What to do
When copying the data, keep every line exactly the same.
____
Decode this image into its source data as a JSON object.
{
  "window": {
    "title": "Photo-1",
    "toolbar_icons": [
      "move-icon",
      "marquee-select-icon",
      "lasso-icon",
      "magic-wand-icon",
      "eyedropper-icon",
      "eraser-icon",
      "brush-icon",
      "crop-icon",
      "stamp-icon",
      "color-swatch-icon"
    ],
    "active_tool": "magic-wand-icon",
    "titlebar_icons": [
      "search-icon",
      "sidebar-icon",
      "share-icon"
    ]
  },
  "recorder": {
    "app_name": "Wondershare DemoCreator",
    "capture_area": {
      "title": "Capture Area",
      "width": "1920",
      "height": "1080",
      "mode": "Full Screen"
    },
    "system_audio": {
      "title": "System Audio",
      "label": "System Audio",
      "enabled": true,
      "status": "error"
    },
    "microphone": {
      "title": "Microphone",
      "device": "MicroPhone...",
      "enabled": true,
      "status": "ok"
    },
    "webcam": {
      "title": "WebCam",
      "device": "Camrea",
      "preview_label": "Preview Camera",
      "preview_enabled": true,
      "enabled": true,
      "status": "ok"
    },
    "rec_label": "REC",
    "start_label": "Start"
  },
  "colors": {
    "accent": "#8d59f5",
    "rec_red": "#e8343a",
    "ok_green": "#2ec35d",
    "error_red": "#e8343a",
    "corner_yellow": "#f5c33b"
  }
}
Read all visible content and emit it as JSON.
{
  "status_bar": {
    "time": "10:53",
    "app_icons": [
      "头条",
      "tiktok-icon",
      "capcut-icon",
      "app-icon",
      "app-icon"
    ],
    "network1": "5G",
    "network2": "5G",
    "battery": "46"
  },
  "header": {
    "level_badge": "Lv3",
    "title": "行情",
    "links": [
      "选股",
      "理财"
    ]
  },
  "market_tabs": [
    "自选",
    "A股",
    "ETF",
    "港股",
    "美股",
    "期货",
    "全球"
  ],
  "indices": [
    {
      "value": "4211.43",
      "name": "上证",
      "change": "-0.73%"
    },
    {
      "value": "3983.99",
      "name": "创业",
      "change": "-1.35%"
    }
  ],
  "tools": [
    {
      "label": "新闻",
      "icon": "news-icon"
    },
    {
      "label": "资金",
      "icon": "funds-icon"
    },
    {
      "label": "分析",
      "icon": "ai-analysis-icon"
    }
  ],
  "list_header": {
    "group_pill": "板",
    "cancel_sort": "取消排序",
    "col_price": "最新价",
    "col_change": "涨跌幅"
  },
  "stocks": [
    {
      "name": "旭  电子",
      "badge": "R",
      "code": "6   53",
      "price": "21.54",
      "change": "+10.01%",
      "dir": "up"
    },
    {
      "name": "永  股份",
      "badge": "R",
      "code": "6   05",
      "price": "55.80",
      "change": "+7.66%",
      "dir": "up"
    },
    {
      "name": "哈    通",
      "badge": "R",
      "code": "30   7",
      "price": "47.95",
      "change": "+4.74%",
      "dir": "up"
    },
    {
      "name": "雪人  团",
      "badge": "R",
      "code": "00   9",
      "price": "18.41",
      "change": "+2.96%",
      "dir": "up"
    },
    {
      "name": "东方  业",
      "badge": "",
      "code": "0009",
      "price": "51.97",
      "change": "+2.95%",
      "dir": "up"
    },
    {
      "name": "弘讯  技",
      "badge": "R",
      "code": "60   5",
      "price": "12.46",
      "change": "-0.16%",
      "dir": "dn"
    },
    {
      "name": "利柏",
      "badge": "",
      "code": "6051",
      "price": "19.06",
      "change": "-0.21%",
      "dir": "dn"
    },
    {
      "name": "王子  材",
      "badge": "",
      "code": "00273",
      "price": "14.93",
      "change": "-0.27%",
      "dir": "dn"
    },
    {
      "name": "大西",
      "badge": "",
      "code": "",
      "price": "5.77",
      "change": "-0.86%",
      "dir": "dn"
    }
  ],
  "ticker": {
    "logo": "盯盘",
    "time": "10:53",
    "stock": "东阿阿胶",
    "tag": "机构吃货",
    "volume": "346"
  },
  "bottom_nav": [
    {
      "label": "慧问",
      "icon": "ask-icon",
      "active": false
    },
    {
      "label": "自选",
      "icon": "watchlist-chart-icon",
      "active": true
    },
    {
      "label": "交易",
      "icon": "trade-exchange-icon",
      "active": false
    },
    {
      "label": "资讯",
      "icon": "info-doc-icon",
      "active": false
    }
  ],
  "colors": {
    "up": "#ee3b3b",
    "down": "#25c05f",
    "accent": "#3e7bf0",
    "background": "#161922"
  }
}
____
Solution to this problem
Decode this image into its source data as a JSON object.
{
  "window": {
    "title": "Photo-1",
    "toolbar_icons": [
      "move-icon",
      "marquee-select-icon",
      "lasso-icon",
      "magic-wand-icon",
      "eyedropper-icon",
      "eraser-icon",
      "brush-icon",
      "crop-icon",
      "stamp-icon",
      "color-swatch-icon"
    ],
    "active_tool": "magic-wand-icon",
    "titlebar_icons": [
      "search-icon",
      "sidebar-icon",
      "share-icon"
    ]
  },
  "recorder": {
    "app_name": "Wondershare DemoCreator",
    "capture_area": {
      "title": "Capture Area",
      "width": "1920",
      "height": "1080",
      "mode": "Full Screen"
    },
    "system_audio": {
      "title": "System Audio",
      "label": "System Audio",
      "enabled": true,
      "status": "error"
    },
    "microphone": {
      "title": "Microphone",
      "device": "MicroPhone...",
      "enabled": true,
      "status": "ok"
    },
    "webcam": {
      "title": "WebCam",
      "device": "Camrea",
      "preview_label": "Preview Camera",
      "preview_enabled": true,
      "enabled": true,
      "status": "ok"
    },
    "rec_label": "REC",
    "start_label": "Start"
  },
  "colors": {
    "accent": "#8d59f5",
    "rec_red": "#e8343a",
    "ok_green": "#2ec35d",
    "error_red": "#e8343a",
    "corner_yellow": "#f5c33b"
  }
}
Read all visible content and emit it as JSON.
{
  "status_bar": {
    "time": "10:53",
    "app_icons": [
      "头条",
      "tiktok-icon",
      "capcut-icon",
      "app-icon",
      "app-icon"
    ],
    "network1": "5G",
    "network2": "5G",
    "battery": "46"
  },
  "header": {
    "level_badge": "Lv3",
    "title": "行情",
    "links": [
      "选股",
      "理财"
    ]
  },
  "market_tabs": [
    "自选",
    "A股",
    "ETF",
    "港股",
    "美股",
    "期货",
    "全球"
  ],
  "indices": [
    {
      "value": "4211.43",
      "name": "上证",
      "change": "-0.73%"
    },
    {
      "value": "3983.99",
      "name": "创业",
      "change": "-1.35%"
    }
  ],
  "tools": [
    {
      "label": "新闻",
      "icon": "news-icon"
    },
    {
      "label": "资金",
      "icon": "funds-icon"
    },
    {
      "label": "分析",
      "icon": "ai-analysis-icon"
    }
  ],
  "list_header": {
    "group_pill": "板",
    "cancel_sort": "取消排序",
    "col_price": "最新价",
    "col_change": "涨跌幅"
  },
  "stocks": [
    {
      "name": "旭  电子",
      "badge": "R",
      "code": "6   53",
      "price": "21.54",
      "change": "+10.01%",
      "dir": "up"
    },
    {
      "name": "永  股份",
      "badge": "R",
      "code": "6   05",
      "price": "55.80",
      "change": "+7.66%",
      "dir": "up"
    },
    {
      "name": "哈    通",
      "badge": "R",
      "code": "30   7",
      "price": "47.95",
      "change": "+4.74%",
      "dir": "up"
    },
    {
      "name": "雪人  团",
      "badge": "R",
      "code": "00   9",
      "price": "18.41",
      "change": "+2.96%",
      "dir": "up"
    },
    {
      "name": "东方  业",
      "badge": "",
      "code": "0009",
      "price": "51.97",
      "change": "+2.95%",
      "dir": "up"
    },
    {
      "name": "弘讯  技",
      "badge": "R",
      "code": "60   5",
      "price": "12.46",
      "change": "-0.16%",
      "dir": "dn"
    },
    {
      "name": "利柏",
      "badge": "",
      "code": "6051",
      "price": "19.06",
      "change": "-0.21%",
      "dir": "dn"
    },
    {
      "name": "王子  材",
      "badge": "",
      "code": "00273",
      "price": "14.93",
      "change": "-0.27%",
      "dir": "dn"
    },
    {
      "name": "大西",
      "badge": "",
      "code": "",
      "price": "5.77",
      "change": "-0.86%",
      "dir": "dn"
    }
  ],
  "ticker": {
    "logo": "盯盘",
    "time": "10:53",
    "stock": "东阿阿胶",
    "tag": "机构吃货",
    "volume": "346"
  },
  "bottom_nav": [
    {
      "label": "慧问",
      "icon": "ask-icon",
      "active": false
    },
    {
      "label": "自选",
      "icon": "watchlist-chart-icon",
      "active": true
    },
    {
      "label": "交易",
      "icon": "trade-exchange-icon",
      "active": false
    },
    {
      "label": "资讯",
      "icon": "info-doc-icon",
      "active": false
    }
  ],
  "colors": {
    "up": "#ee3b3b",
    "down": "#25c05f",
    "accent": "#3e7bf0",
    "background": "#161922"
  }
}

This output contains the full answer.